THE PROBLEM> Would you please copy every line below that includes the string "localhost"?

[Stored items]
-- Opening Marker --

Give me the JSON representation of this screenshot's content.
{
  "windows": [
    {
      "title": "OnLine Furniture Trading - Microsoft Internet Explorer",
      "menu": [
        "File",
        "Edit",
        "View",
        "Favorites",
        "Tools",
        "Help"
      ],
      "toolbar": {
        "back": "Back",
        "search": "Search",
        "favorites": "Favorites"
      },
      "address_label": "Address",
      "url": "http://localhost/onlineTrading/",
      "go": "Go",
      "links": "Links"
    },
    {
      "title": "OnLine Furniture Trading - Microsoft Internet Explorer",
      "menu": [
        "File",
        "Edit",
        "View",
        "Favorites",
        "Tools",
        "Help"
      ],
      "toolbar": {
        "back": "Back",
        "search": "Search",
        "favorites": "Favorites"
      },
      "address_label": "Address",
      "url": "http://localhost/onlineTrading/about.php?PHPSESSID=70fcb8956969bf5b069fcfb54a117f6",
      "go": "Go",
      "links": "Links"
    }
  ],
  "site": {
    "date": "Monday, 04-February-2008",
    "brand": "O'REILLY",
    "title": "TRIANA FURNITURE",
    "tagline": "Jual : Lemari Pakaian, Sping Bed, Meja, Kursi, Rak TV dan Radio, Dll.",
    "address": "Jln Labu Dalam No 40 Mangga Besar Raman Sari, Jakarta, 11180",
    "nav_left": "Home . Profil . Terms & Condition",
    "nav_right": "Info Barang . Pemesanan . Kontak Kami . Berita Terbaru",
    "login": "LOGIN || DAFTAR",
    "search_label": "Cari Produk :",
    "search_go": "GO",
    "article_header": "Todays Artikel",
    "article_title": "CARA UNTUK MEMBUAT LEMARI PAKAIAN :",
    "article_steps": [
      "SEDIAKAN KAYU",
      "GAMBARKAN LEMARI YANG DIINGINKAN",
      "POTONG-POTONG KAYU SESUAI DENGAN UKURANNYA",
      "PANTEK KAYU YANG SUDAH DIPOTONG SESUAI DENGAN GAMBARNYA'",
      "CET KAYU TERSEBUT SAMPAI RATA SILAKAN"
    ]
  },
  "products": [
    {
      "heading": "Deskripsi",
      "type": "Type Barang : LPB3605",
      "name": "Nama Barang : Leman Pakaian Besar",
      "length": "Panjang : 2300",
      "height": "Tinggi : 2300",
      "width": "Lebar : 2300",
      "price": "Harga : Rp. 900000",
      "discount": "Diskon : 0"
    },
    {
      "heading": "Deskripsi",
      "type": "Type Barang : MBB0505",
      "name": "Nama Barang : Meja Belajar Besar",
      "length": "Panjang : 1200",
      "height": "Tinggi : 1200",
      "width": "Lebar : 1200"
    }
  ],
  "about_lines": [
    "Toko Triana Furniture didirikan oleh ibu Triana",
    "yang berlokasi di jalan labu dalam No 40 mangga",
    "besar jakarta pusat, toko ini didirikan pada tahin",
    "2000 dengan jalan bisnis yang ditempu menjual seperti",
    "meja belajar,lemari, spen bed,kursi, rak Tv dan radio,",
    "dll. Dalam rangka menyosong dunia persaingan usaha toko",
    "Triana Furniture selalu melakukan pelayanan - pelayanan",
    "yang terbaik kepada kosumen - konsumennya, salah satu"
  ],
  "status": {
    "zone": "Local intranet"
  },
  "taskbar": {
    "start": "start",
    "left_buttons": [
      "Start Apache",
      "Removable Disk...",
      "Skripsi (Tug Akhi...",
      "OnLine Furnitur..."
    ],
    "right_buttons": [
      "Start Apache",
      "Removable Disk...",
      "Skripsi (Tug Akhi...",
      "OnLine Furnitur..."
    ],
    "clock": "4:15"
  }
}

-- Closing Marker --
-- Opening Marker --

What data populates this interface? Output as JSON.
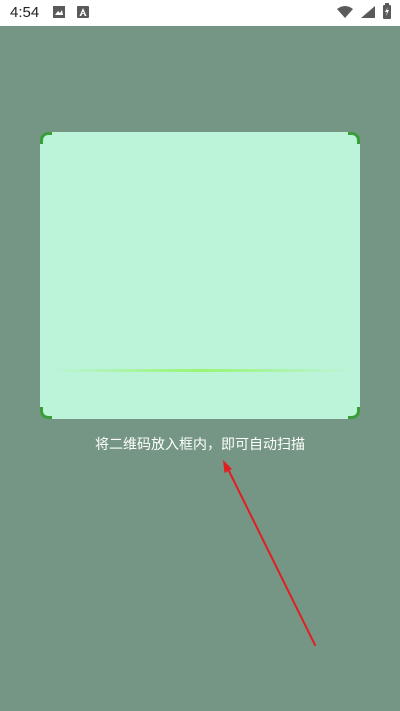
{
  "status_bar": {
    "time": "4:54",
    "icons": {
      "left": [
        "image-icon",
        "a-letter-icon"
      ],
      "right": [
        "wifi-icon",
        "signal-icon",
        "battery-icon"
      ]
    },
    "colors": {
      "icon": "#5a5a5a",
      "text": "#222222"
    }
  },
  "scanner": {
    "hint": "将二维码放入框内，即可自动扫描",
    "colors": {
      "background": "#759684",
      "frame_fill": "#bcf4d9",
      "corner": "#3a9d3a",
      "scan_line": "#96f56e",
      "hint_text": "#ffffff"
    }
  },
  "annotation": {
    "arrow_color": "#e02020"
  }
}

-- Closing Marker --
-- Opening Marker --

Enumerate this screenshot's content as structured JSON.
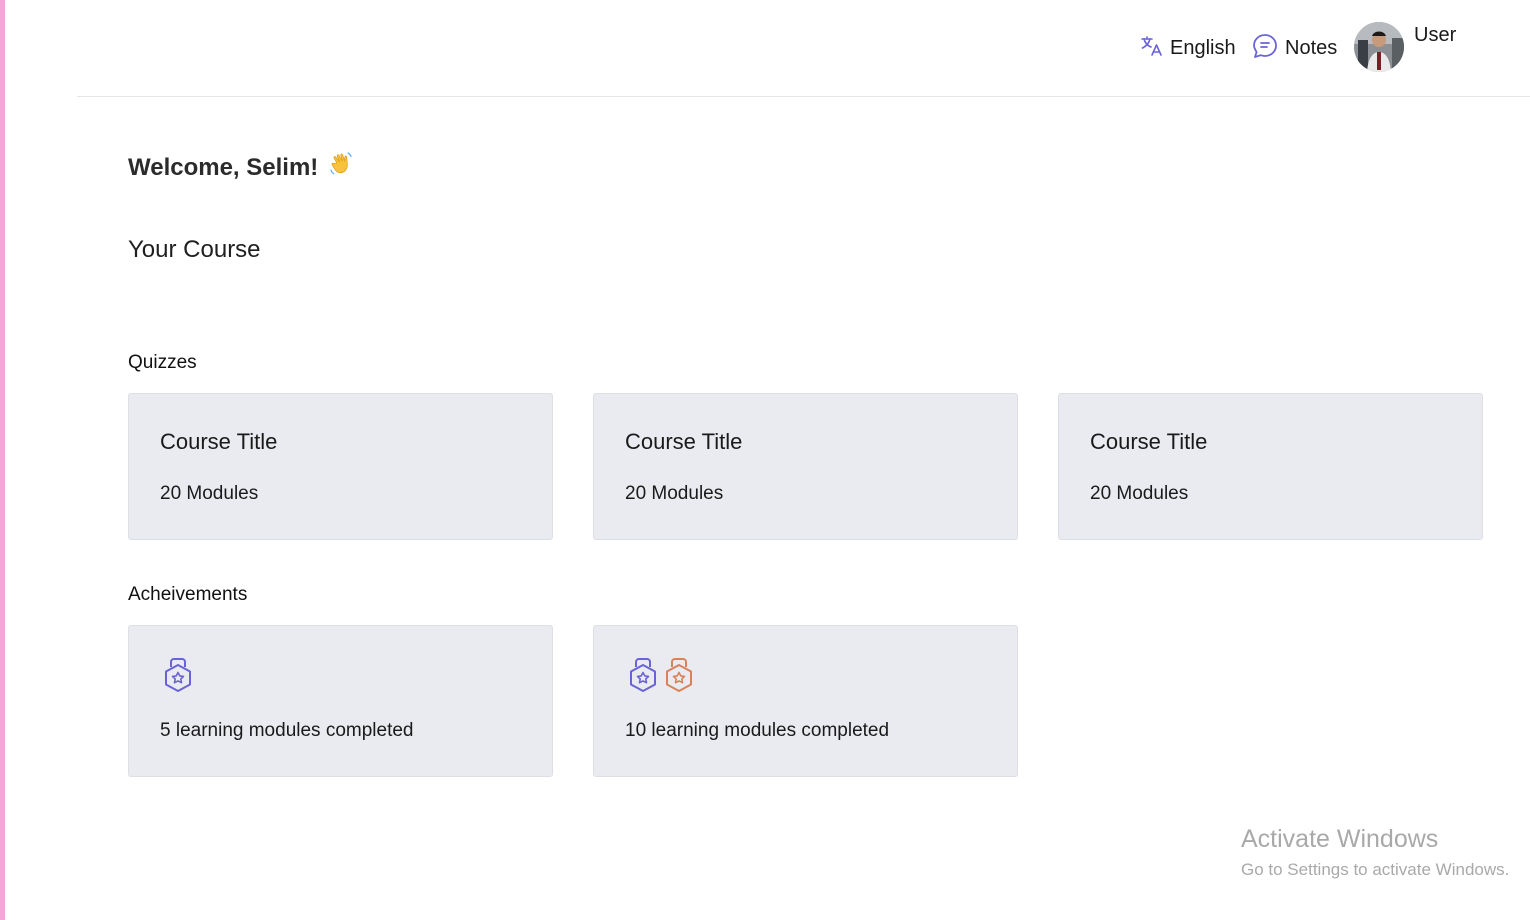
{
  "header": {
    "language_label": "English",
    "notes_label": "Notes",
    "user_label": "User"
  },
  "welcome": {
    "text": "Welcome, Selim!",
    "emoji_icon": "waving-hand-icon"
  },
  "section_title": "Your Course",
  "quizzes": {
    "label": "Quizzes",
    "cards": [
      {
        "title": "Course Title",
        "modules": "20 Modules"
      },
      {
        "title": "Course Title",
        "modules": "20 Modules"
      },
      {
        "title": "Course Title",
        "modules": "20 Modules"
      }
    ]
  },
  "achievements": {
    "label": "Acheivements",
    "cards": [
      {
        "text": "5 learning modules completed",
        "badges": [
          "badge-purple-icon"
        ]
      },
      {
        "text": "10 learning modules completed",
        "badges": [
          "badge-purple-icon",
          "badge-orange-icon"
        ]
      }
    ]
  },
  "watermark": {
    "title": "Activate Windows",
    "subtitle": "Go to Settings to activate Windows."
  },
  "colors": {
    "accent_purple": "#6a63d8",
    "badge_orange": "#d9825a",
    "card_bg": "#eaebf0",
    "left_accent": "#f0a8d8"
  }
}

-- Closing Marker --

SOLUTION TO THE PROBLEM>
      "url": "http://localhost/onlineTrading/",
      "url": "http://localhost/onlineTrading/about.php?PHPSESSID=70fcb8956969bf5b069fcfb54a117f6",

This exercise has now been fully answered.